HOW TO COMPLETE THIS TASK:
Would you return every line of the listing below that has "ContentView" in it?

AVAILABLE DATA:

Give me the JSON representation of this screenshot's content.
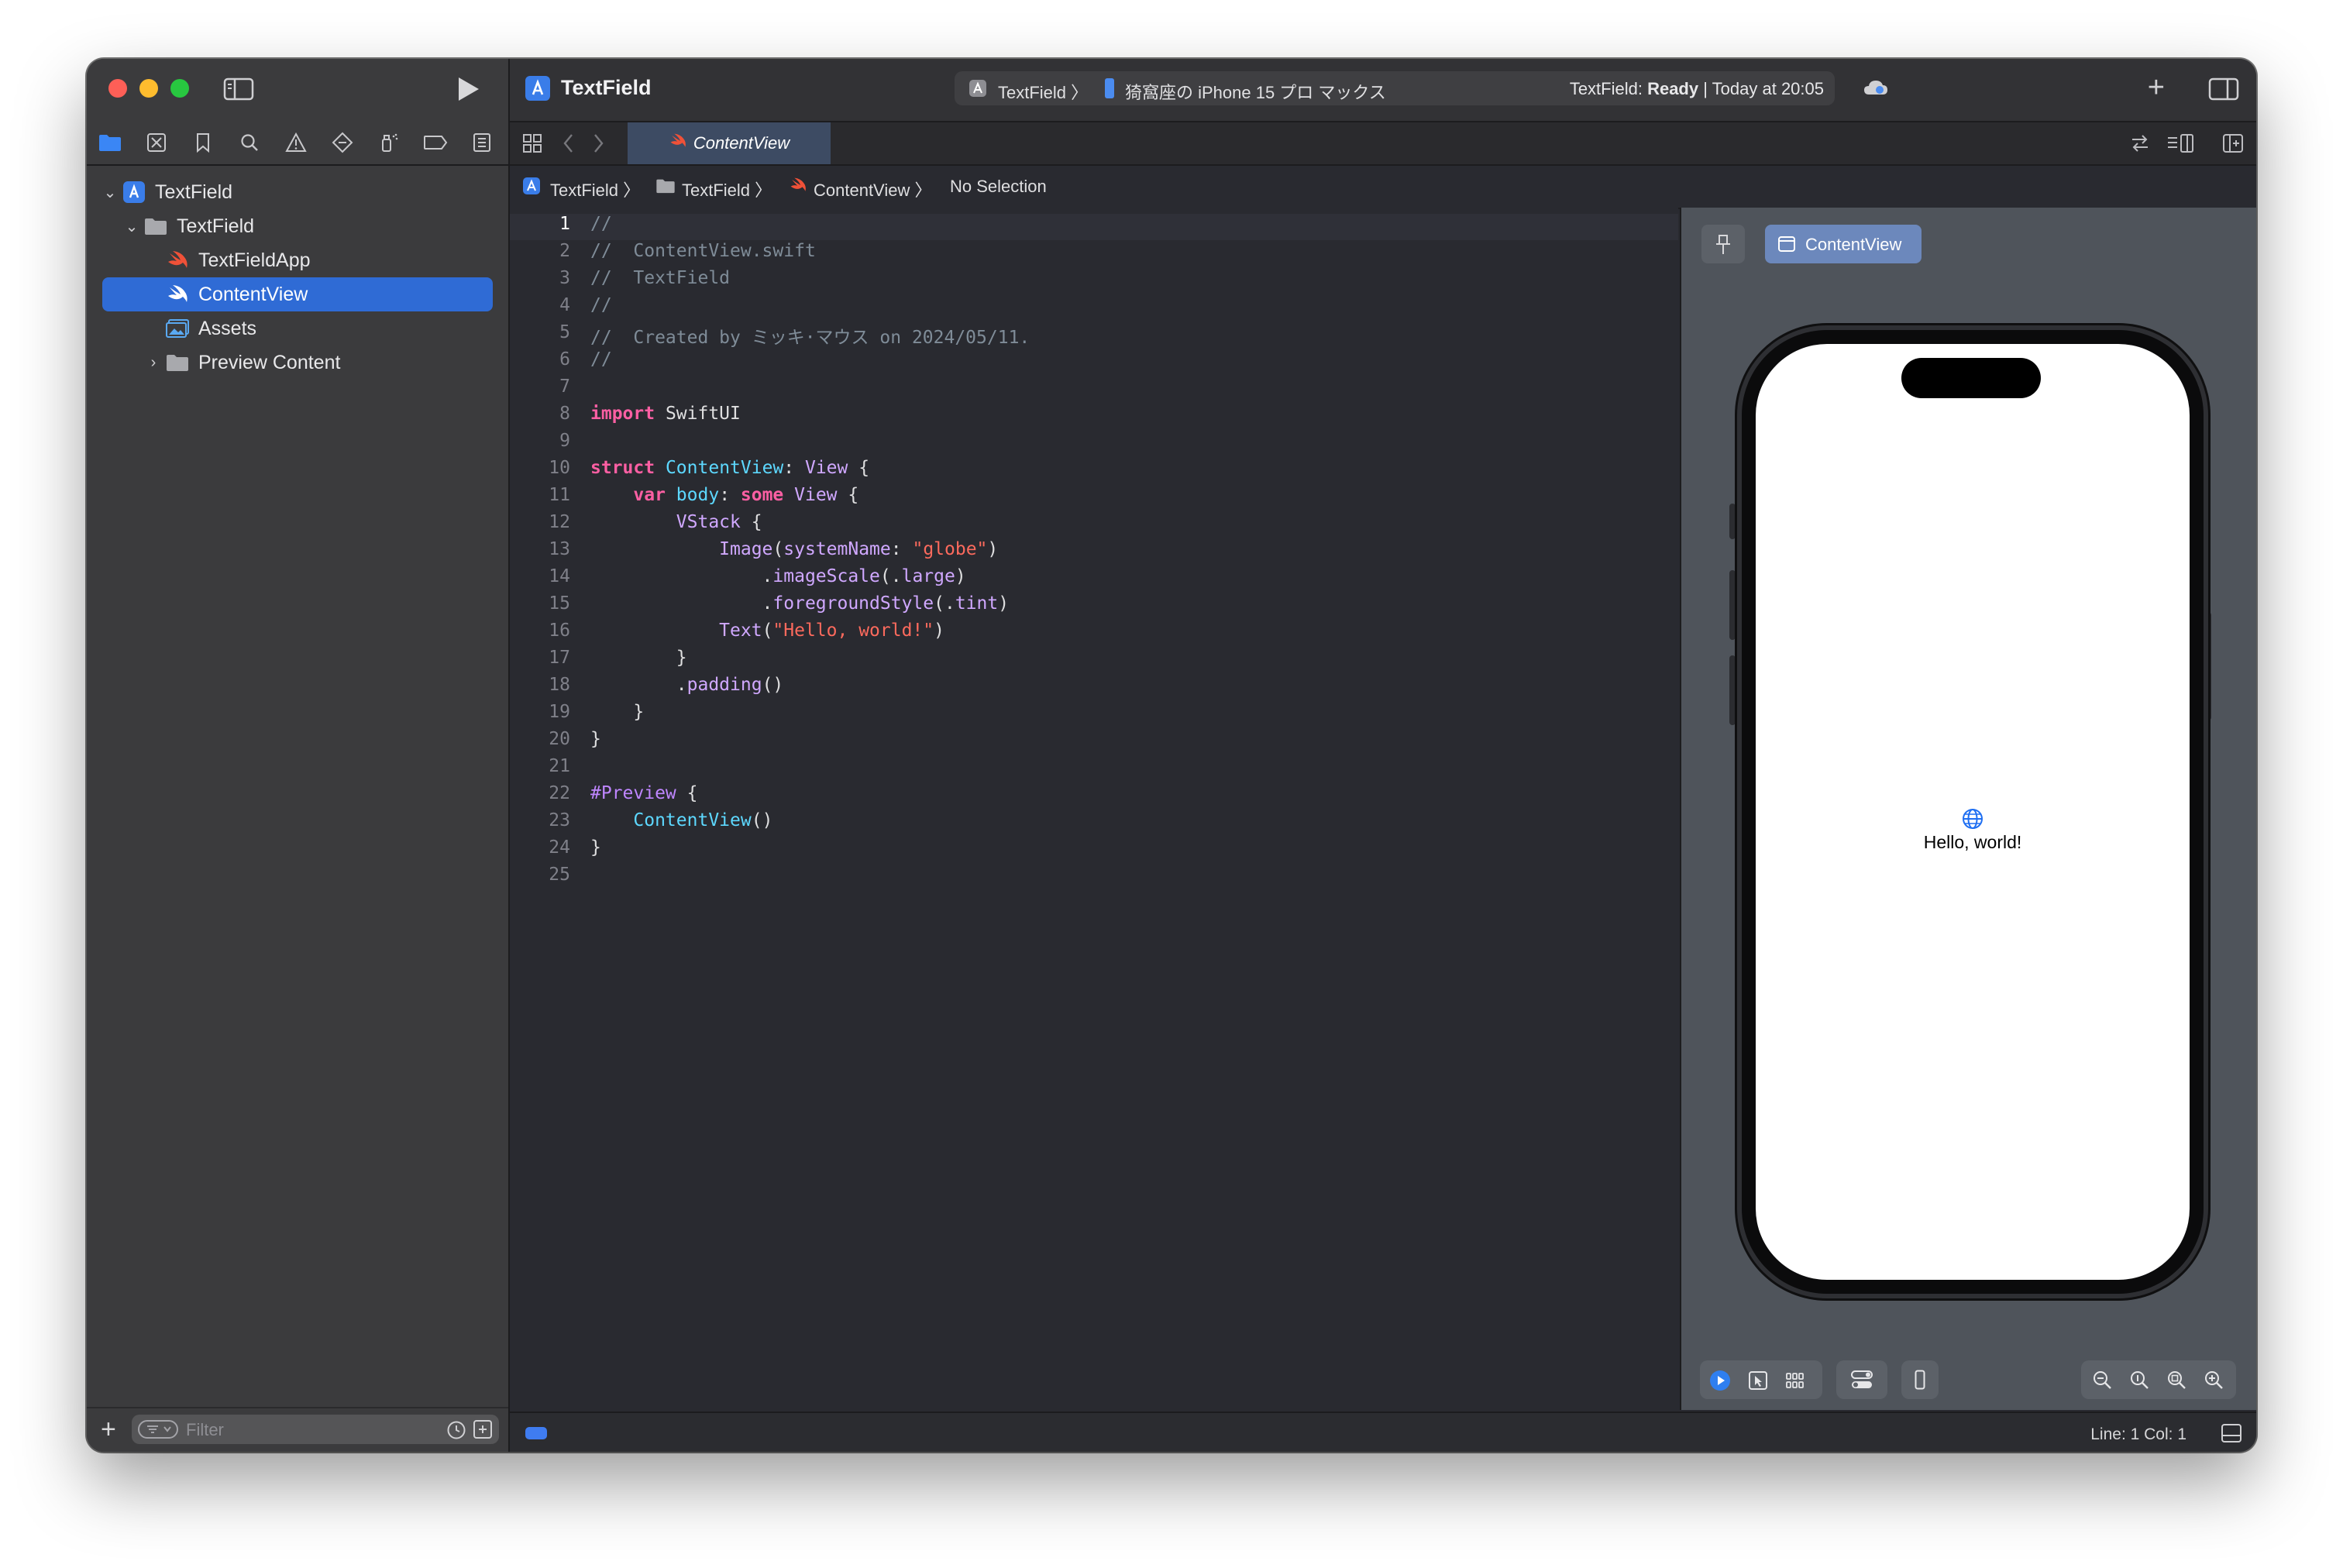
{
  "navigator": {
    "items": [
      {
        "label": "TextField",
        "level": 0,
        "expanded": true,
        "icon": "project-icon"
      },
      {
        "label": "TextField",
        "level": 1,
        "expanded": true,
        "icon": "folder-icon"
      },
      {
        "label": "TextFieldApp",
        "level": 2,
        "icon": "swift-file-icon"
      },
      {
        "label": "ContentView",
        "level": 2,
        "icon": "swift-file-icon",
        "selected": true
      },
      {
        "label": "Assets",
        "level": 2,
        "icon": "asset-catalog-icon"
      },
      {
        "label": "Preview Content",
        "level": 2,
        "expanded": false,
        "icon": "folder-icon"
      }
    ],
    "filter_placeholder": "Filter"
  },
  "toolbar": {
    "project_title": "TextField",
    "scheme_target": "TextField",
    "scheme_device": "猗窩座の iPhone 15 プロ マックス",
    "status_prefix": "TextField: ",
    "status_state": "Ready",
    "status_time": " | Today at 20:05"
  },
  "tab": {
    "label": "ContentView"
  },
  "jumpbar": {
    "crumbs": [
      "TextField",
      "TextField",
      "ContentView",
      "No Selection"
    ]
  },
  "code": {
    "current_line": 1,
    "lines": [
      {
        "n": 1,
        "parts": [
          {
            "t": "//",
            "c": "comment"
          }
        ]
      },
      {
        "n": 2,
        "parts": [
          {
            "t": "//  ContentView.swift",
            "c": "comment"
          }
        ]
      },
      {
        "n": 3,
        "parts": [
          {
            "t": "//  TextField",
            "c": "comment"
          }
        ]
      },
      {
        "n": 4,
        "parts": [
          {
            "t": "//",
            "c": "comment"
          }
        ]
      },
      {
        "n": 5,
        "parts": [
          {
            "t": "//  Created by ミッキ·マウス on 2024/05/11.",
            "c": "comment"
          }
        ]
      },
      {
        "n": 6,
        "parts": [
          {
            "t": "//",
            "c": "comment"
          }
        ]
      },
      {
        "n": 7,
        "parts": []
      },
      {
        "n": 8,
        "parts": [
          {
            "t": "import",
            "c": "kw"
          },
          {
            "t": " SwiftUI",
            "c": "plain"
          }
        ]
      },
      {
        "n": 9,
        "parts": []
      },
      {
        "n": 10,
        "parts": [
          {
            "t": "struct",
            "c": "kw"
          },
          {
            "t": " ",
            "c": "plain"
          },
          {
            "t": "ContentView",
            "c": "type"
          },
          {
            "t": ": ",
            "c": "plain"
          },
          {
            "t": "View",
            "c": "type2"
          },
          {
            "t": " {",
            "c": "plain"
          }
        ]
      },
      {
        "n": 11,
        "parts": [
          {
            "t": "    ",
            "c": "plain"
          },
          {
            "t": "var",
            "c": "kw"
          },
          {
            "t": " ",
            "c": "plain"
          },
          {
            "t": "body",
            "c": "type"
          },
          {
            "t": ": ",
            "c": "plain"
          },
          {
            "t": "some",
            "c": "kw"
          },
          {
            "t": " ",
            "c": "plain"
          },
          {
            "t": "View",
            "c": "type2"
          },
          {
            "t": " {",
            "c": "plain"
          }
        ]
      },
      {
        "n": 12,
        "parts": [
          {
            "t": "        ",
            "c": "plain"
          },
          {
            "t": "VStack",
            "c": "type2"
          },
          {
            "t": " {",
            "c": "plain"
          }
        ]
      },
      {
        "n": 13,
        "parts": [
          {
            "t": "            ",
            "c": "plain"
          },
          {
            "t": "Image",
            "c": "type2"
          },
          {
            "t": "(",
            "c": "plain"
          },
          {
            "t": "systemName",
            "c": "type2"
          },
          {
            "t": ": ",
            "c": "plain"
          },
          {
            "t": "\"globe\"",
            "c": "str"
          },
          {
            "t": ")",
            "c": "plain"
          }
        ]
      },
      {
        "n": 14,
        "parts": [
          {
            "t": "                .",
            "c": "plain"
          },
          {
            "t": "imageScale",
            "c": "type2"
          },
          {
            "t": "(.",
            "c": "plain"
          },
          {
            "t": "large",
            "c": "type2"
          },
          {
            "t": ")",
            "c": "plain"
          }
        ]
      },
      {
        "n": 15,
        "parts": [
          {
            "t": "                .",
            "c": "plain"
          },
          {
            "t": "foregroundStyle",
            "c": "type2"
          },
          {
            "t": "(.",
            "c": "plain"
          },
          {
            "t": "tint",
            "c": "type2"
          },
          {
            "t": ")",
            "c": "plain"
          }
        ]
      },
      {
        "n": 16,
        "parts": [
          {
            "t": "            ",
            "c": "plain"
          },
          {
            "t": "Text",
            "c": "type2"
          },
          {
            "t": "(",
            "c": "plain"
          },
          {
            "t": "\"Hello, world!\"",
            "c": "str"
          },
          {
            "t": ")",
            "c": "plain"
          }
        ]
      },
      {
        "n": 17,
        "parts": [
          {
            "t": "        }",
            "c": "plain"
          }
        ]
      },
      {
        "n": 18,
        "parts": [
          {
            "t": "        .",
            "c": "plain"
          },
          {
            "t": "padding",
            "c": "type2"
          },
          {
            "t": "()",
            "c": "plain"
          }
        ]
      },
      {
        "n": 19,
        "parts": [
          {
            "t": "    }",
            "c": "plain"
          }
        ]
      },
      {
        "n": 20,
        "parts": [
          {
            "t": "}",
            "c": "plain"
          }
        ]
      },
      {
        "n": 21,
        "parts": []
      },
      {
        "n": 22,
        "parts": [
          {
            "t": "#Preview",
            "c": "macro"
          },
          {
            "t": " {",
            "c": "plain"
          }
        ]
      },
      {
        "n": 23,
        "parts": [
          {
            "t": "    ",
            "c": "plain"
          },
          {
            "t": "ContentView",
            "c": "type"
          },
          {
            "t": "()",
            "c": "plain"
          }
        ]
      },
      {
        "n": 24,
        "parts": [
          {
            "t": "}",
            "c": "plain"
          }
        ]
      },
      {
        "n": 25,
        "parts": []
      }
    ]
  },
  "preview": {
    "chip_label": "ContentView",
    "hello_text": "Hello, world!"
  },
  "statusbar": {
    "line_col": "Line: 1  Col: 1"
  },
  "colors": {
    "accent": "#2f6bd5",
    "keyword": "#fc5fa3",
    "type": "#5dd8ff",
    "member": "#d0a8ff",
    "string": "#fc6a5d",
    "comment": "#7f8c98"
  }
}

ANSWER BOX:
        "label": "ContentView",
    "label": "ContentView"
      "ContentView",
            "t": "//  ContentView.swift",
            "t": "ContentView",
            "t": "ContentView",
    "chip_label": "ContentView",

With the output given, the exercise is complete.